After doubts of a potential disloyalty with respect to her husband, Dean (Marlon Wayans), his wife (Rashida Jones) is persuaded into gathering further evidence by her charismatic & protective father, with his assistance. The father is played by a rowdy and massively enchanting Bill Murray. As the father-daughter pair adventure into the current conditions of her life, we are welcome to encounter excellent chemistry with crazy hijinks en route.

The connection between Bill Murray and Rashida Jones is absolutely attractive and easily satisfying in this ideal father-daughter film. At 70 years old, Murray keeps on substantiating himself in conveying a very free and sharp persona. What’s more, Jones dives superbly into her authentic yet torn character.

Murray exudes suaveness with every muscle as Felix, who’s definitely bolstered by Murray’s own eccentric celebrity persona. Felix is a very specific kind of an asshole (who definitely knows that he’s an asshole) that people love to spend a few hours with because he’s easily the life of the party; as a grandfather, he’s a delight. By now, Laura is well-used to her father rolling up in his own car with little to no warning—he’s an art collector with some clients in town—and putting the charm offensive onto practically every woman he encounters along the way. Its effectiveness depends on the woman he talks to, but if it came from anyone else, it would be undeniably creepy.

Rashida Jones on the left and Bill Murray on the right in the back of a limo.
Apple TV

On the Rocks is a splendidly portrayed character driven story which uses New York City as its conspicuous scene in a stunning way, and with that aside the film will make them grin beginning to end.
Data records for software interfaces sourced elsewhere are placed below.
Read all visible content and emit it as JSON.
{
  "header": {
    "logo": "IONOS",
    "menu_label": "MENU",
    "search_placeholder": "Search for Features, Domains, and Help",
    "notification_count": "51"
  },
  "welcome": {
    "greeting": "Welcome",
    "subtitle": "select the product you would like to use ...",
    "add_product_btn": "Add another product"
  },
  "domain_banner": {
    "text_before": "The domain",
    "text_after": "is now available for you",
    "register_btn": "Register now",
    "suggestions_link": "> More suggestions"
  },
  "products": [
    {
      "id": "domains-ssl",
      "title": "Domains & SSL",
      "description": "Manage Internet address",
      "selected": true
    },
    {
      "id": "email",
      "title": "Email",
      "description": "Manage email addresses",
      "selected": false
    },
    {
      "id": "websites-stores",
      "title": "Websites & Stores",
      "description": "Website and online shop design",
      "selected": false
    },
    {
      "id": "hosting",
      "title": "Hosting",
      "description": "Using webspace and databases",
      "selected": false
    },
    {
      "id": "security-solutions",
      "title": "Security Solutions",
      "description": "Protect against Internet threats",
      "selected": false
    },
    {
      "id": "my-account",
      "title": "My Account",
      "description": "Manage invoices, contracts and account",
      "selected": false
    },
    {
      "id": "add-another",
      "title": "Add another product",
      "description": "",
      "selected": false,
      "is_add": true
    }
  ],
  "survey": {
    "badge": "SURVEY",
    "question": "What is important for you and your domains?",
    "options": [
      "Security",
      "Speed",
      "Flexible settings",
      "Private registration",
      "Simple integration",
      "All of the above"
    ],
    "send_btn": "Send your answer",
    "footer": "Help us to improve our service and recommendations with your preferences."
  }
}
When Coppola focuses on Laura, Felix, and the growing tension and melancholy that develops between them, it shines. Jones can keep up with Murray while Coppola’s script gives them both moments of reflection or melancholy as they look back on their choices; even at their most ridiculous, you know exactly where they’re coming from. It’s just as fun to watch them butt heads as it is to watch them team up, and despite its shortcomings, On The Rocks delivers for its leading stars.

Although Coppola’s commentary on marriage and life is compelling, its sociological conclusions are somewhat less so. In fact, it’s for this reason that I don’t see it having a huge replay value. Coppola is clear with her direction and purpose, which makes for engaging moments that diagnose the shortcomings of marriages. However, the thematic implications are not as revelatory as the film suggests they are.

Despite not necessarily reinventing the wheel, On the Rocks manages to more than justify its existence with an Oscar-worthy performance from Murray and top-notch writing from Coppola herself. As a bittersweet comedy just a hair off of a 90-minute runtime, it is delightful and enjoyable.

Charlotte J is a culture and film journalist with an interest in coming of age and time travel. Her favourite films are Back to the Future and When Harry Met Sally.